How Introductory Paragraphs Work in Creative Nonfiction

Aaron Gilbreath
16 min readJan 5, 2020

Thinking about how to start your story is as important as the story you tell.

While working at Powell’s City of Books, I had a routine. I would pull a story or essay collection from the literature shelves, read the first few paragraphs of every piece in it, then decide whether to buy the book. I did this for nearly six years.

As an introduction to a story, how does the above paragraph rate? In a single anecdote, it delivers a visible scene replete with action (shopping, reading, selecting merchandise), a narrator (me), some character traits (I worked at a bookstore, enjoy fiction, have a hard line philosophy, am possibly impatient) and a physical setting (the store’s literature section). Some of the five senses are absent ─ you can’t smell or hear anything ─ but the paragraph does pose a question in the reader’s mind: why did this narrator only read introductions? And what about those introductions determined his purchases? Unlike a more academic, thesis-driven introduction, the narrative places the reader alongside the narrator in order to lead into this essay’s topic, rather than only providing an abstract notion of that topic via exposition.
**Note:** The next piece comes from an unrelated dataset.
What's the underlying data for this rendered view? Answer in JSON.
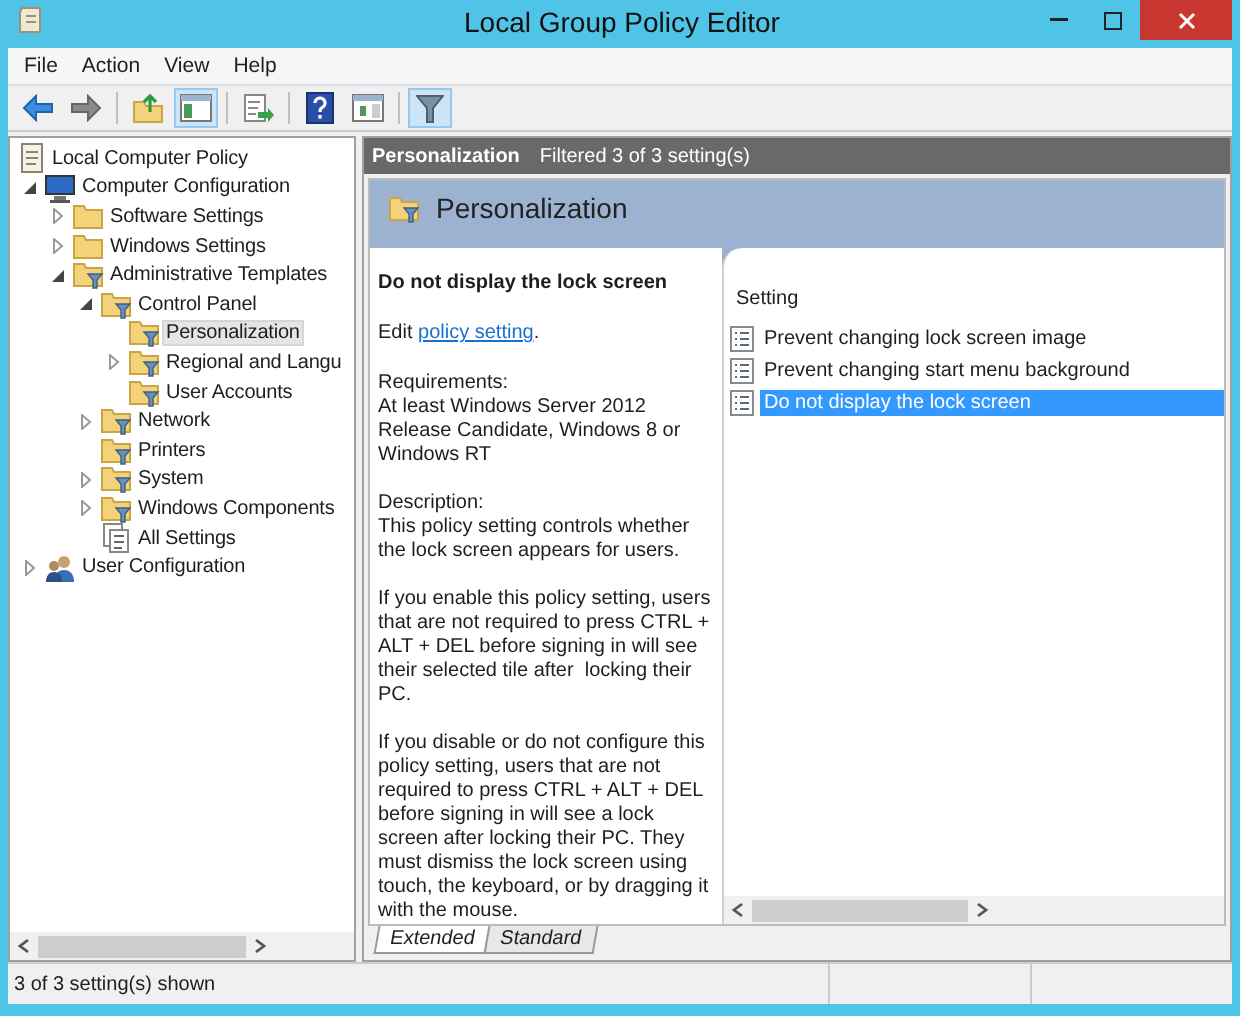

Though not quite as shallow as buying a book for its cover, I can imagine some people arguing that it’s unfair to base my purchasing decisions on such a small portion of a book’s total contents. What if each story picks up on its second page? Or fourth paragraph? Unfortunately, in a world of limited time and infinite reading options all competing for my attention, a piece of writing has to grab my attention quickly, otherwise I will abandon it and find one that does. I do this with magazines, too. If I’m not engaged in an essay or article by the third or fourth paragraph, I usually bail.

By now we all know that 21st century Americans are creatures with increasingly short attentions spans. We text, we tweet, we stare constantly at phones, flipping through scores of this and that and are accustomed to online information arriving with such immediacy that any webpage which takes longer than three seconds to load feels inexcusably slow. This effects how we read. With all our technological distractions, many of us have become fickle at best, insatiable at worst. Plus, it’s a busy world. There are so many essays, stories, blogs, websites and articles for us to read and skim, all competing for our attention along with our social and professional obligations that, in effect, modern readers…
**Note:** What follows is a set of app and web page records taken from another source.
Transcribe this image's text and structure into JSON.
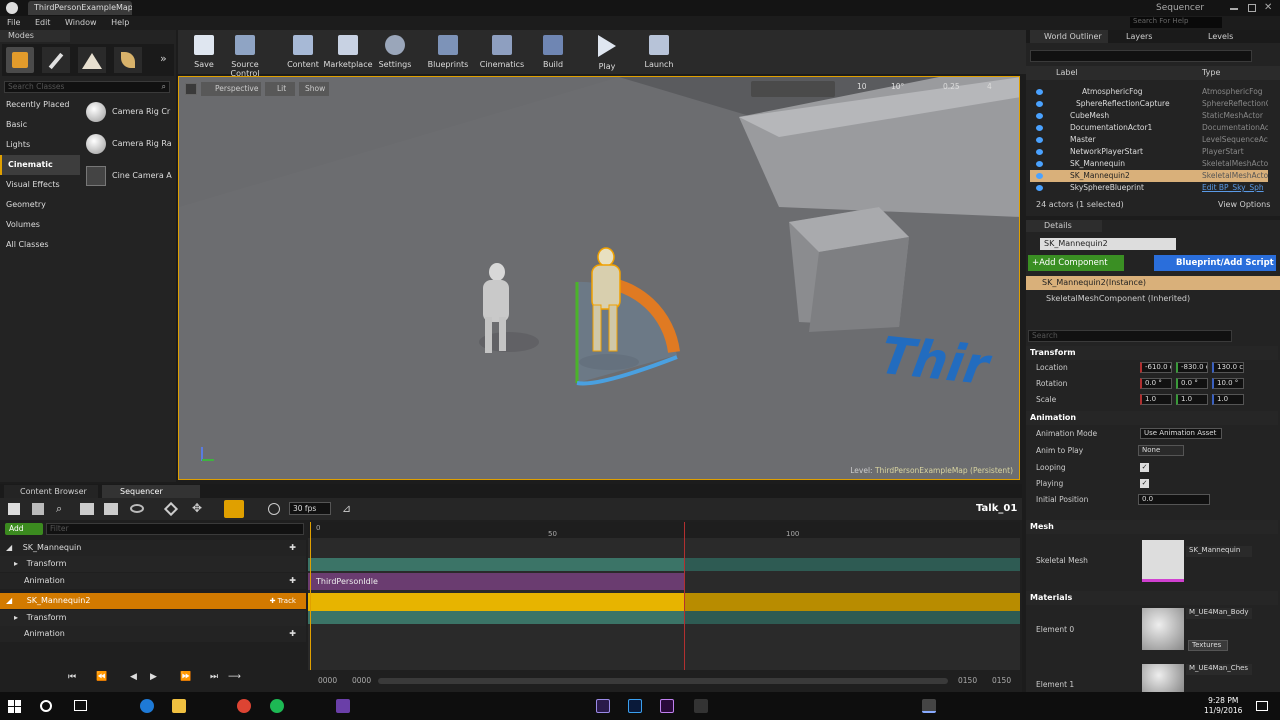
{
  "window": {
    "tab": "ThirdPersonExampleMap*",
    "right_title": "Sequencer",
    "search_help": "Search For Help"
  },
  "menu": [
    "File",
    "Edit",
    "Window",
    "Help"
  ],
  "modes": {
    "tab": "Modes",
    "search_placeholder": "Search Classes",
    "categories": [
      "Recently Placed",
      "Basic",
      "Lights",
      "Cinematic",
      "Visual Effects",
      "Geometry",
      "Volumes",
      "All Classes"
    ],
    "active_category": "Cinematic",
    "items": [
      "Camera Rig Cr",
      "Camera Rig Ra",
      "Cine Camera A"
    ]
  },
  "toolbar": [
    "Save",
    "Source Control",
    "Content",
    "Marketplace",
    "Settings",
    "Blueprints",
    "Cinematics",
    "Build",
    "Play",
    "Launch"
  ],
  "viewport": {
    "perspective": "Perspective",
    "lit": "Lit",
    "show": "Show",
    "snap_angle": "10°",
    "snap_grid": "10",
    "snap_scale": "0.25",
    "cam_speed": "4",
    "level_label": "Level:",
    "level_name": "ThirdPersonExampleMap (Persistent)",
    "floor_text": "Thir"
  },
  "bottom_tabs": [
    "Content Browser",
    "Sequencer"
  ],
  "sequencer": {
    "fps": "30 fps",
    "sequence_name": "Talk_01",
    "add_label": "Add",
    "filter_placeholder": "Filter",
    "tracks": [
      {
        "label": "SK_Mannequin",
        "level": 0
      },
      {
        "label": "Transform",
        "level": 1
      },
      {
        "label": "Animation",
        "level": 1
      },
      {
        "label": "SK_Mannequin2",
        "level": 0,
        "selected": true
      },
      {
        "label": "Transform",
        "level": 1
      },
      {
        "label": "Animation",
        "level": 1
      }
    ],
    "track_button": "Track",
    "anim_clip": "ThirdPersonIdle",
    "ruler": [
      "0",
      "50",
      "100"
    ],
    "range_start_a": "0000",
    "range_start_b": "0000",
    "range_end_a": "0150",
    "range_end_b": "0150"
  },
  "outliner": {
    "tabs": [
      "World Outliner",
      "Layers",
      "Levels"
    ],
    "col_label": "Label",
    "col_type": "Type",
    "rows": [
      {
        "label": "AtmosphericFog",
        "type": "AtmosphericFog"
      },
      {
        "label": "SphereReflectionCapture",
        "type": "SphereReflectionC"
      },
      {
        "label": "CubeMesh",
        "type": "StaticMeshActor"
      },
      {
        "label": "DocumentationActor1",
        "type": "DocumentationAc"
      },
      {
        "label": "Master",
        "type": "LevelSequenceAc"
      },
      {
        "label": "NetworkPlayerStart",
        "type": "PlayerStart"
      },
      {
        "label": "SK_Mannequin",
        "type": "SkeletalMeshActo"
      },
      {
        "label": "SK_Mannequin2",
        "type": "SkeletalMeshActo",
        "selected": true
      },
      {
        "label": "SkySphereBlueprint",
        "type": "Edit BP_Sky_Sph"
      }
    ],
    "count": "24 actors (1 selected)",
    "view_options": "View Options"
  },
  "details": {
    "tab": "Details",
    "name": "SK_Mannequin2",
    "add_component": "+Add Component",
    "blueprint_script": "Blueprint/Add Script",
    "instance": "SK_Mannequin2(Instance)",
    "component": "SkeletalMeshComponent (Inherited)",
    "search_placeholder": "Search",
    "transform_header": "Transform",
    "location_label": "Location",
    "location": [
      "-610.0 c",
      "-830.0 c",
      "130.0 cm"
    ],
    "rotation_label": "Rotation",
    "rotation": [
      "0.0 °",
      "0.0 °",
      "10.0 °"
    ],
    "scale_label": "Scale",
    "scale": [
      "1.0",
      "1.0",
      "1.0"
    ],
    "animation_header": "Animation",
    "anim_mode_label": "Animation Mode",
    "anim_mode": "Use Animation Asset",
    "anim_play_label": "Anim to Play",
    "anim_play": "None",
    "looping_label": "Looping",
    "playing_label": "Playing",
    "init_pos_label": "Initial Position",
    "init_pos": "0.0",
    "mesh_header": "Mesh",
    "skeletal_mesh_label": "Skeletal Mesh",
    "skeletal_mesh": "SK_Mannequin",
    "materials_header": "Materials",
    "element0_label": "Element 0",
    "element0": "M_UE4Man_Body",
    "textures": "Textures",
    "element1_label": "Element 1",
    "element1": "M_UE4Man_Ches"
  },
  "clock": {
    "time": "9:28 PM",
    "date": "11/9/2016"
  },
  "colors": {
    "accent": "#e08a00",
    "selected": "#d9b07a",
    "green": "#3ea400",
    "blue": "#2a6edb"
  }
}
Aaron Gilbreath

Essayist, Journalist, Burritoist. Longreads Editor. Writing: Harper’s, NYT, Slate, Paris Review, VQR, Oxford American, Kenyon Review. 3 nonfiction books.